Wispfire released Books I & II of their first game, Herald: An Interactive Period Drama, on PC, Mac, and Linux.

Wispfire consists of four founding members that studied at the Utrecht University of the Arts and have a background in theater. They all wanted to make a game that delivers a theatrical experience to the player. After 3 years of development, the first two books of Herald: An Interactive Period Drama are now released.

Roy van der Schilden is Lead Writer & Business Director at Wispfire. In an interview with Dutch Game Garden, Roy tells us about the studio background, how they came up with the setting for the game, and their vision. Read the interview below.

What kind of game is Herald?

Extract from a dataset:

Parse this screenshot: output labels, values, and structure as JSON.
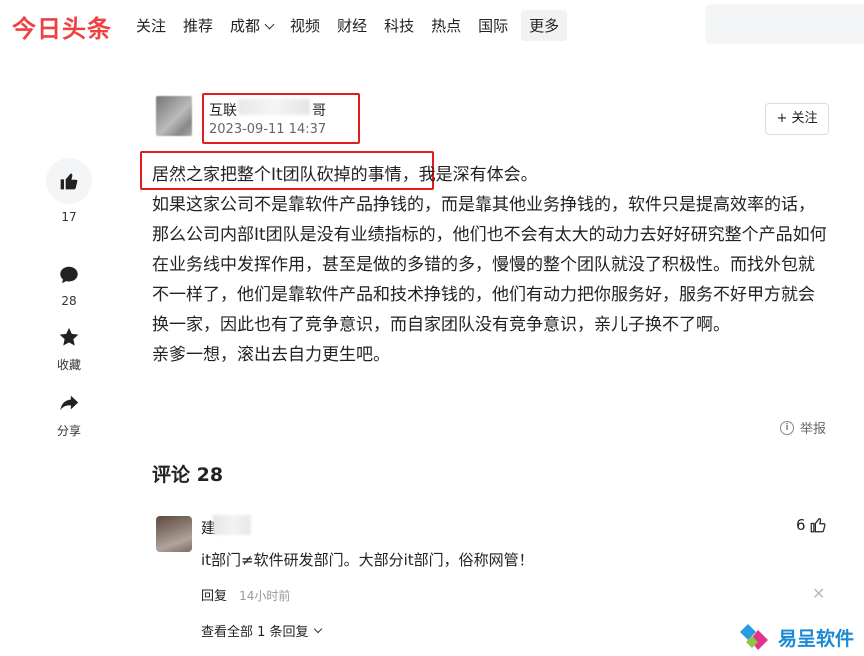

“Herald is an interactive costume drama game that takes place in an alternate history setting in the 19th century. You play as the character Devan Rensburg, who is of mixed race and a steward on board of the ship The Herald, sailing towards Devan’s country of birth: The Eastern Colonies. The gameplay is a mixture of the classic point-and-click adventure games, the modern Telltale games, and visual novel games from Japan. As Devan, you experience firsthand the differences in power and the hierarchy that existed as a result of colonization.”

Why is the game being published in multiple parts?

“The story we wanted to tell is too big to fit in one game, so we’re making it in several parts. Book 1 & 2 are one game and Book 3 & 4 will be available as downloadable content. In the first two books, there will be more than 50 choices linked to important choices that we track. All these choices transfer over to the next books which will contain even more. It will take several playthroughs to see every change you can make to the story. Every chapter will have multiple endings and all those endings lead up to the outcome of the final chapter.”

How did you determine the style for the game?

“Emotions are a very important aspect of communication and reading them offers many ways for small subtleties to come across. Games made with a small budget usually don’t have complex facial expressions to help tell the story, but the Japanese visual novel games often do it pretty well by using portraits during their gameplay to express a wide range of emotions on characters. Herald uses 3D environments to show the scene and 2D animated portraits to display the emotions the characters are having. We use a certain kind of software called Live2D to bring the 2D art to life. This software is mostly used by Japanese game studios and can be quite hard to master. The results you can get with it are beautiful though. Combining the 3D environment with the lively 2D art results in a unique visual style that is very pleasing for the eye.”

How did you come up with the theme for Herald?

“We wanted to make a story with characters that have strong personal bonds with each other. When we started thinking about making a game, we weren’t sure which direction the story would go. Eventually we settled on a story that is set in the 19th century, because it’s a period that resembles the current times. Many things are changing in our world, and there are some big divides between people. There are groups of people embracing these changes, and there are conservatives who want things to stay as they were. Herald is mainly about the different social classes that make up societies and how we, in Europe, dealt with those classes back in the 19th century. The age of colonization can be seen as an origin story for our current society. We started colonizing other countries across the world and we thought we were doing good, it took some time to realize that we were wrong. Some people couldn’t accept this, throughout Herald’s story you will see that as well.”

How did you get prominent YouTuber Jim Sterling as a voice actor?

“We wanted a diverse game with lots of different characters, all those characters need to have unique voices too. A casting call was launched on Tumblr and other social media. Jim Sterling stumbled upon it and contacted us, he never voiced an entire character before and was eager to try it out. Such a spontaneous offer from someone like Jim is great and I hope he’ll be playing the game for his audience. There was a big response on the casting call from other people too. Getting the voice acting work done efficiently and streamlined wasn’t always easy. Written dialogue didn’t always sound good when it was spoken aloud, we had to slightly rewrite certain scenes because of that.”

How do you hope players respond to your game?

“I hope players will appreciate the story, since I believe it’s quite different from other games out there. There are many recognizable issues the story addresses. Not everything is very serious though, there are some more light hearted parts too. We also added a lot of references to real world history and there are a lot of things hidden in the game that you will only discover by digging deep.”

What are you going to do after Herald?

“We want to keep making games that have a story to them. If we manage to make a profit out of Herald, then we’re going to keep making similar games. Personally, I will always be inspired by history for new settings in games, I find history to be a great inspiration for new stories.”

Herald: An Interactive Period Drama is out now for PC, Mac and Linux on Steam or DRM free on GoG and the Humble Store.